An Aging 'Quartet,' Still Polishing Their Legends
"Wrinklies," a widely accepted British term for elderly people, is by a generous margin more affectionate fun than the anodyne euphemisms we use here in the United States, where many of us fear crow's-feet almost as much as we do death. It's no accident that Americans have no equivalent term of endearment beyond the horribly neutered "senior citizen." Or that Hollywood movies mostly ignore the old — or consign them to the demeaning Siberia of crazy old coots (Jack Nicholson) or wacky broads (Jane Fonda, Betty White and so many more).
Which is not to say that the Brits are above showing their soft centers when it comes to exportable chronicles from the sunset years. They just don't beat about the bush regarding the indignities of bodily decay, and they deliver the schmaltz with a characteristically pert leavening of cheek and vaudeville raunch.
This year, two wrinkly vehicles are competing for awards attention, both sweetly sentimental and both heavily reliant on the usual crackerjack roster of thespian dames and sirs. On the heels of the successful The Best Exotic Marigold Hotel — in which a band of the newly retired re-up by outsourcing themselves to India — comes Quartet, a big-hearted and veddy English chamber piece, never mind that it was directed — respectfully and with love — by famous Yank Dustin Hoffman.
Adapted by Ronald Harwood from his 1999 stage play, Quartet is set in a bucolic retirement community for former opera musicians, who are readying themselves for a gala benefit to fund the renovation of their buildings. This alone implies a strategic refinement of most wrinklies' options: With its plush brocades, manicured grounds and plentiful supply of attentive round-the-clock staff, Beecham House is, to put it mildly, not the kind of retirement home that's on general offer through the National Health Service. If you have to grow old and infirm, this is the place to do it, presuming you've the bucks to pay for it.
That discrepancy, however, would take us into riskier Ken Loach or Mike Leigh territory. The mostly comfy Quartet is built around the uncontroversial observation that most of us deal with old age pretty much as we approach the rest of our lives. At its center are three old friends and partners in Verdi interpretation: Wilf (Billy Connolly), a genial old gent as randy as he is kind, who keeps himself spry by coming on to the help; buttoned-up Reggie (Tom Courtenay), who claims to want nothing more than a "dignified senility"; and Cissy (Pauline Collins), a sweet soul in the early stages of dementia.
Together the three soldier on in resigned harmony that's rudely interrupted by the arrival of Jean (Maggie Smith), a testy diva who was once the group's solo star and who, we soon learn, was briefly married to Reggie. Age cannot wither Jean's robust ego, which means she still rallies for standing ovations but otherwise spreads gloom and defeatism wherever she goes. Early hostilities with Reggie are quickly smoothed over, which means there is much worse to come, and as the concert draws near, Jean's epic temper threatens to derail the festivities, to say nothing of the group's plan to sing their famed quartet from Rigoletto.
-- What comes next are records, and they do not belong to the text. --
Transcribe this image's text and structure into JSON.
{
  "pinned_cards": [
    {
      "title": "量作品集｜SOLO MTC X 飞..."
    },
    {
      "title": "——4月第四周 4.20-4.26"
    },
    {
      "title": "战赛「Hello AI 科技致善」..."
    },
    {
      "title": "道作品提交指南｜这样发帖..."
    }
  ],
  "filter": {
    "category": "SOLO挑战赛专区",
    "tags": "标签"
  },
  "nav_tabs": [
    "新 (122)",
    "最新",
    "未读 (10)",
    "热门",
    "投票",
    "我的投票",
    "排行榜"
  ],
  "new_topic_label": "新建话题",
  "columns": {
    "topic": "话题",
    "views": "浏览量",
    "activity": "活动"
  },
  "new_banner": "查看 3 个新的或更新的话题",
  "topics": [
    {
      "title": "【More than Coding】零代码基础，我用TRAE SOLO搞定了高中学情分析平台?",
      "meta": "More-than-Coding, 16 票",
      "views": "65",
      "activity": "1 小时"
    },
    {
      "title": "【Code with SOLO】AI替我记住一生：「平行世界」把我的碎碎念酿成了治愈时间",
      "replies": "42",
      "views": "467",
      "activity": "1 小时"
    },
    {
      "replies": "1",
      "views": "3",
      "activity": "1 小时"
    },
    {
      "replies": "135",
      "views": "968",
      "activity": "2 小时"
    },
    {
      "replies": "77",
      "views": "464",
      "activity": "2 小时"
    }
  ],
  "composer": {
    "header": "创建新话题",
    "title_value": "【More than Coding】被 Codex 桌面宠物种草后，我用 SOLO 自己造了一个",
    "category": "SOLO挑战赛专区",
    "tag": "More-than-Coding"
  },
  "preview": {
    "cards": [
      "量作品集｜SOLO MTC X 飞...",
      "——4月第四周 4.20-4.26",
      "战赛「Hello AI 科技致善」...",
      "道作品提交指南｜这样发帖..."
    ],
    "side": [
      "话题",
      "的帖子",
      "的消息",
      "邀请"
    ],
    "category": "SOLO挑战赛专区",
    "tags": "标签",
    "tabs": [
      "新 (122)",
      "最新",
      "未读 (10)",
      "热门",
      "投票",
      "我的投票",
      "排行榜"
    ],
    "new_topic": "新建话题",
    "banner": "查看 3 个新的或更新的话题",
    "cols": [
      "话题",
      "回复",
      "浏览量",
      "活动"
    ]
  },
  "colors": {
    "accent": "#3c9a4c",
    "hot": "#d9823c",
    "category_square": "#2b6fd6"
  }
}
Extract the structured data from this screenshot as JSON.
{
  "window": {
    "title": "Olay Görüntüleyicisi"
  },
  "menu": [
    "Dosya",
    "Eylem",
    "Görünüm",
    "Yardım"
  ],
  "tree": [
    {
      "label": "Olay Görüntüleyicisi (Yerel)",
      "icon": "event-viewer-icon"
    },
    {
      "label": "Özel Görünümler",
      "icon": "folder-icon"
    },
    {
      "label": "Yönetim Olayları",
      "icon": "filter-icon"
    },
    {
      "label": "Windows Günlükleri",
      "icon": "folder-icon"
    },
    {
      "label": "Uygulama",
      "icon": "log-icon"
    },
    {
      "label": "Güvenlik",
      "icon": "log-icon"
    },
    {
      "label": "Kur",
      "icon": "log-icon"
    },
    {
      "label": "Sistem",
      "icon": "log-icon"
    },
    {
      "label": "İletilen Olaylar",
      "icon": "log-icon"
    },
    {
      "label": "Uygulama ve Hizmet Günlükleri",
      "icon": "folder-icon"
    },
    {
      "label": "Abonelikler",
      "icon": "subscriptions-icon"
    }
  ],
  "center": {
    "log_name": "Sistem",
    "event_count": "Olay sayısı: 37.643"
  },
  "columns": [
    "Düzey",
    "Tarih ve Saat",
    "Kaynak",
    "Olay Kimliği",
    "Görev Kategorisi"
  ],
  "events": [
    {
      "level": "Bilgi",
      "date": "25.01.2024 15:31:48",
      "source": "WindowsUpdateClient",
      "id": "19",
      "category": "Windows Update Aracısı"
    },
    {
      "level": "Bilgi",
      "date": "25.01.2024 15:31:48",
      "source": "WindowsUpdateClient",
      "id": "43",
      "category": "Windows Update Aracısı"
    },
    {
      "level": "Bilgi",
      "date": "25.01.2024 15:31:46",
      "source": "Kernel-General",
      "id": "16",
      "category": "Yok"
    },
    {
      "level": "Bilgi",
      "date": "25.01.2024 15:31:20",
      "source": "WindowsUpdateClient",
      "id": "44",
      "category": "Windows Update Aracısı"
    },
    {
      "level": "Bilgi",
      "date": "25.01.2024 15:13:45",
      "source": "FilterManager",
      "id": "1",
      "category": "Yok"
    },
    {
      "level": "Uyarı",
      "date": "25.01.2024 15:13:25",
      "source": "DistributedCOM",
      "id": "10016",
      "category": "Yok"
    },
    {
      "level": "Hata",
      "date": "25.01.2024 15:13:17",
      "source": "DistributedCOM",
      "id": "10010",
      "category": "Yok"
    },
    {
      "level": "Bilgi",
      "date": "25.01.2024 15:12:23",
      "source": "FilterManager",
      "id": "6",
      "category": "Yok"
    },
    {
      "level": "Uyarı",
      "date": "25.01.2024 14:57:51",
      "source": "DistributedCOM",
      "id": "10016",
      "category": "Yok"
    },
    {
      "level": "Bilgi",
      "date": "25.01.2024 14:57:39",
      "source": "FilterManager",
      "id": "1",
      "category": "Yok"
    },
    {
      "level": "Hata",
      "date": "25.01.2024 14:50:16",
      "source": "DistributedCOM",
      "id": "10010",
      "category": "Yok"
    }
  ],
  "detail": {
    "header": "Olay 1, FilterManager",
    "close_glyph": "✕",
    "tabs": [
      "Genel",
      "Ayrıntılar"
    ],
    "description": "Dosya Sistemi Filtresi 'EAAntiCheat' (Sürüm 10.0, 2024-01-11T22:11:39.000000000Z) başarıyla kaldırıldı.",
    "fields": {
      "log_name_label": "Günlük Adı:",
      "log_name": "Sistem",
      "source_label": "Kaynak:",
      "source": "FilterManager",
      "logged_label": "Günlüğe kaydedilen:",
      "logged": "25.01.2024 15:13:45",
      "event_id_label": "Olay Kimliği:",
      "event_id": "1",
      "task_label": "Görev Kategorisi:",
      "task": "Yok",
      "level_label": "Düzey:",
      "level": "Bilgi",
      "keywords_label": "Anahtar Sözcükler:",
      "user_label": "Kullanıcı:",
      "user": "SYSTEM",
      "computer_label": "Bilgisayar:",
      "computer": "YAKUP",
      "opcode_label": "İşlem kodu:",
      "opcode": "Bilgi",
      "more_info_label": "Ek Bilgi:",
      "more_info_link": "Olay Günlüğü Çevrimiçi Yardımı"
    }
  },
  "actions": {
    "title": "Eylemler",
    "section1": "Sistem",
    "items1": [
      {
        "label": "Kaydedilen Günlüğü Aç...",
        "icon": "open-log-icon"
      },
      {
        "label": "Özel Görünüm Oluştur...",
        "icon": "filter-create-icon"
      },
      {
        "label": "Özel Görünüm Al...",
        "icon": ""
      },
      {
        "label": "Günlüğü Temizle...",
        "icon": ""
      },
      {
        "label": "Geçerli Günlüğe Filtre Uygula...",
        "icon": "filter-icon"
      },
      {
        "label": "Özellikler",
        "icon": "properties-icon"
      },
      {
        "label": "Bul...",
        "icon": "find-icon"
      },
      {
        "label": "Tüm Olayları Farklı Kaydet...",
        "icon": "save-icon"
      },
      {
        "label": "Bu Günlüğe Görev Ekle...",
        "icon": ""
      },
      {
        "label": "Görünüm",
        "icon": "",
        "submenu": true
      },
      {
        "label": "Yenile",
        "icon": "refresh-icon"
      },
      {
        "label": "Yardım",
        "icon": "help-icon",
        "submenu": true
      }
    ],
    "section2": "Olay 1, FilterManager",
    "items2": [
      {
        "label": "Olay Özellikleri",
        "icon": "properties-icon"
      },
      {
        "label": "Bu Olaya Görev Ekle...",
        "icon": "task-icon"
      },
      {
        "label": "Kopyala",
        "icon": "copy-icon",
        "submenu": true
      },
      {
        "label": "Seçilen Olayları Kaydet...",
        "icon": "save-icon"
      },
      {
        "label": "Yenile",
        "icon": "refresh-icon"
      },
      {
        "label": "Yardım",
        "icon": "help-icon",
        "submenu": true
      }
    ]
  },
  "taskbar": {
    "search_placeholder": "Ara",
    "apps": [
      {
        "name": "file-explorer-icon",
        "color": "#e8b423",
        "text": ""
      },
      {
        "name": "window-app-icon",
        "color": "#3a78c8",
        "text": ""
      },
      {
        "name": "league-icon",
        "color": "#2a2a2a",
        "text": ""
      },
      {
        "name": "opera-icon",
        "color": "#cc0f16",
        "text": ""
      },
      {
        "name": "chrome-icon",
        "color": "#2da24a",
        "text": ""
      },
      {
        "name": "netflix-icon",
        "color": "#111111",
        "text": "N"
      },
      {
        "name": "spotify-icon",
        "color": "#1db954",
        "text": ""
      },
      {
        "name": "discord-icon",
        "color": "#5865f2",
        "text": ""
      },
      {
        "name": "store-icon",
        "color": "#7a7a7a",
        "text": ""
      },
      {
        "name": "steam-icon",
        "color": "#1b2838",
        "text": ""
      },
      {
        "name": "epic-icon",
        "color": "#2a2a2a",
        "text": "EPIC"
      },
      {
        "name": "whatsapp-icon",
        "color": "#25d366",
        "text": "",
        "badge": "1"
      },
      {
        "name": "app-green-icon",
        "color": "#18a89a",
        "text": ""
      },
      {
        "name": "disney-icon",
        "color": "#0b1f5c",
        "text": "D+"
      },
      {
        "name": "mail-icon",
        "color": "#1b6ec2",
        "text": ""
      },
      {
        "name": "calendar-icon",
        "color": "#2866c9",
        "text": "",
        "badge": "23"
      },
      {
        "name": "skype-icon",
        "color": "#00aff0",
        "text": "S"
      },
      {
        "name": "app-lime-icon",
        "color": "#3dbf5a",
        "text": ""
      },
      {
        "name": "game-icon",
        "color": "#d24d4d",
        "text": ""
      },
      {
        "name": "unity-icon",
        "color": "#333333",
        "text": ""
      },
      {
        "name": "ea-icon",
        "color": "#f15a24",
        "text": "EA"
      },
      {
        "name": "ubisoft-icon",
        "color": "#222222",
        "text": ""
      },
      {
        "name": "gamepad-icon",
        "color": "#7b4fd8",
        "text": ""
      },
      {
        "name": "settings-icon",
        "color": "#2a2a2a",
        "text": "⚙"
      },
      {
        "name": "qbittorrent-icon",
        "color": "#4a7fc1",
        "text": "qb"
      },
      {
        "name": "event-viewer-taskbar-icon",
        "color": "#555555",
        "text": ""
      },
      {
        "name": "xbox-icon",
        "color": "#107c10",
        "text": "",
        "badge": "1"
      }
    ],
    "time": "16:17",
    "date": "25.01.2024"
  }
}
Personally, I'd show up for Maggie Smith's top-drawer basilisk stare if she were guesting on Sesame Street. And though, through no fault of her own, the actress isn't doing much here that she didn't do as the embittered retired nanny in The Best Exotic Marigold Hotel, she still bottles the helpless rage with which so many aging people mask the existential terror of their diminishing powers and approaching demise.
She must be tamed and bettered, of course, so that Quartet may take you sweetly more or less where you expect it to go, pausing for rueful contemplation of the inevitable along the way. It's worth taking the ride just for the movie's perfectly synchronized veteran cast. Watching this graying band of great actors — in a way, these movies are a pre-retirement home for the cream of Anglo-talent — you can treat yourself to a further nostalgic trip though the history of British arts both high and low.
Maggie Smith in The Prime of Miss Jean Brodie; Tom Courtenay, the Long Distance Runner of mid-20th-century working-class neorealist cinema classics; Pauline Collins, forever Shirley Valentine; Billy Connolly, known to American audiences as the royal equerry from Mrs. Brown, but to us wrinklies-in-waiting as the 1970s Glasgow stand-up comedian whose scabrous patter made our toes curl. And as the director of festivities, Michael Gambon, who, while making my teenage daughter squeal "Dumbledore!," to me will always be the flayed hero of that other Potter's television masterpiece, The Singing Detective.
Stay the course, and Hoffman offers a bonus treat. Discreetly tucked around this heavenly troupe is a distinguished roster of wrinklies from the real-life world of the arts, both high and low. They get their due in a lovely tribute at the end, and I'm not ashamed to say I cried on demand.